A SELECT, UPDATE, or DELETE statement that operates on a supertable by default automatically operates on all its subtables as well. For example, an UPDATE statement on the Employee table might affect rows in the Employee, Manager, and Architect tables, but an UPDATE statement on the Manager table can only affect Manager rows.

If you want to restrict the actions of the SELECT, INSERT, or DELETE statement to just the specified table, use the ONLY option.

Indicating That SELECT Privileges Are Inherited

The mandatory INHERIT SELECT PRIVILEGES clause of the CREATE TABLE statement specifies that the resulting subtable, such as Employee, is initially accessible by the same users and groups as the supertable, such as Person, from which it is created using the UNDER clause. Any user or group currently holding SELECT privileges on the supertable is granted SELECT privileges on the newly created subtable. The creator of the subtable is the grantor of the SELECT privileges. To specify privileges such as DELETE and UPDATE on subtables, you must issue the same explicit GRANT or REVOKE statements that you use to specify privileges on regular tables.

Privileges can be granted and revoked independently at every level of a table hierarchy. If you create a subtable, you can also revoke the inherited SELECT privileges on that subtable. Revoking the inherited SELECT privileges from the subtable prevents users with SELECT privileges on the supertable from seeing any columns that appear only in the subtable. Revoking the inherited SELECT privileges from the subtable limits users who only have SELECT privileges on the supertable to seeing the supertable columns of the rows of the subtable. Users can only operate directly on a subtable if they hold the necessary privilege on that subtable. So, to prevent users from selecting the bonuses of the managers in the subtable, revoke the SELECT privilege on that table and grant it only to those users for whom this information is necessary.

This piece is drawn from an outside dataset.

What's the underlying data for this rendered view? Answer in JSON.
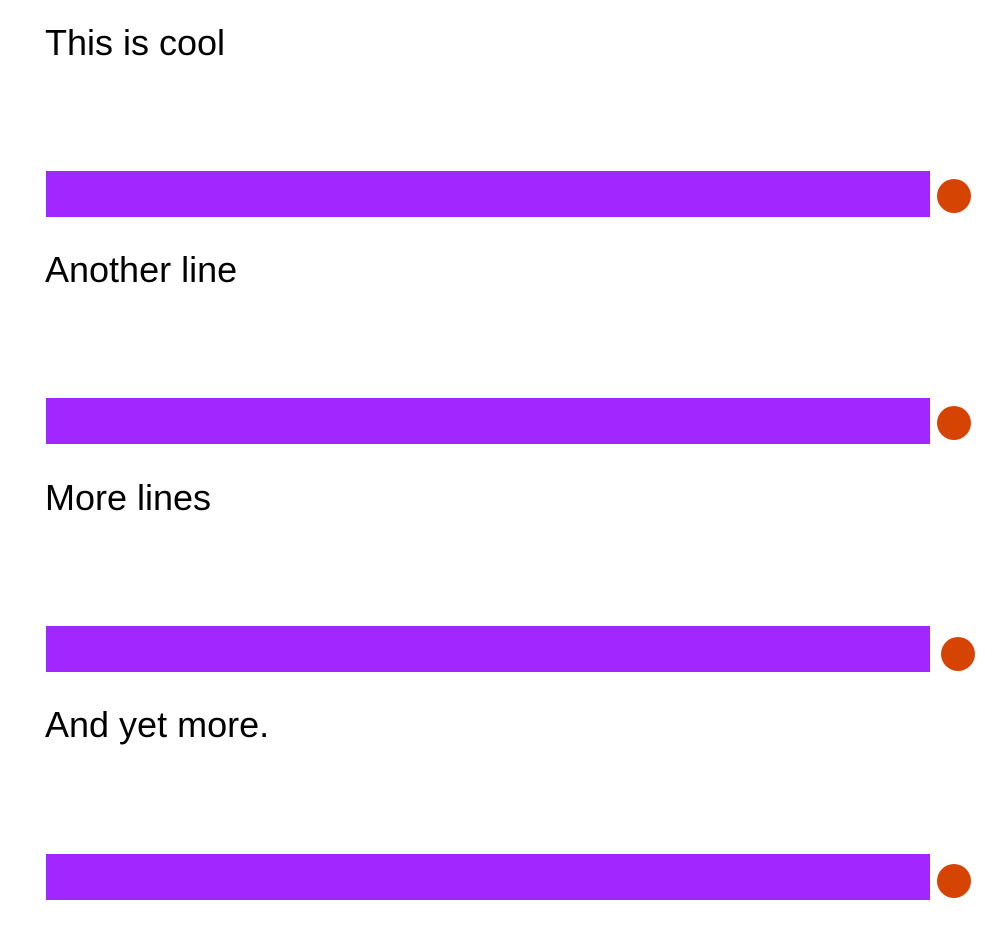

Defining Column Options

The WITH OPTIONS clause lets you define options that apply to an individual column in the typed table. The format of WITH OPTIONS is:

   column-name WITH OPTIONS column-options

where column-name represents the name of the column in the CREATE TABLE or ALTER TABLE statement, and column-options represents the options defined for the column.

For example, to prevent users from inserting nulls into a SerialNum column, specify the NOT NULL column option as follows:


Defining the Scope of a Reference Column

Another use of WITH OPTIONS is to specify the SCOPE of a column. For example, in the Employee table and its subtables, the clause:

   Dept WITH OPTIONS SCOPE BusinessUnit

declares that the Dept column of this table and its subtables have a scope of BusinessUnit. This means that the reference values in this column of the Employee table are intended to refer to objects in the BusinessUnit table.

For example, the following query on the Employee table uses the dereference operator to tell DB2 to follow the path from the Dept column to the BusinessUnit table. The dereference operator returns the value of the Name column:

   SELECT Name, Salary, Dept->Name
      FROM Employee;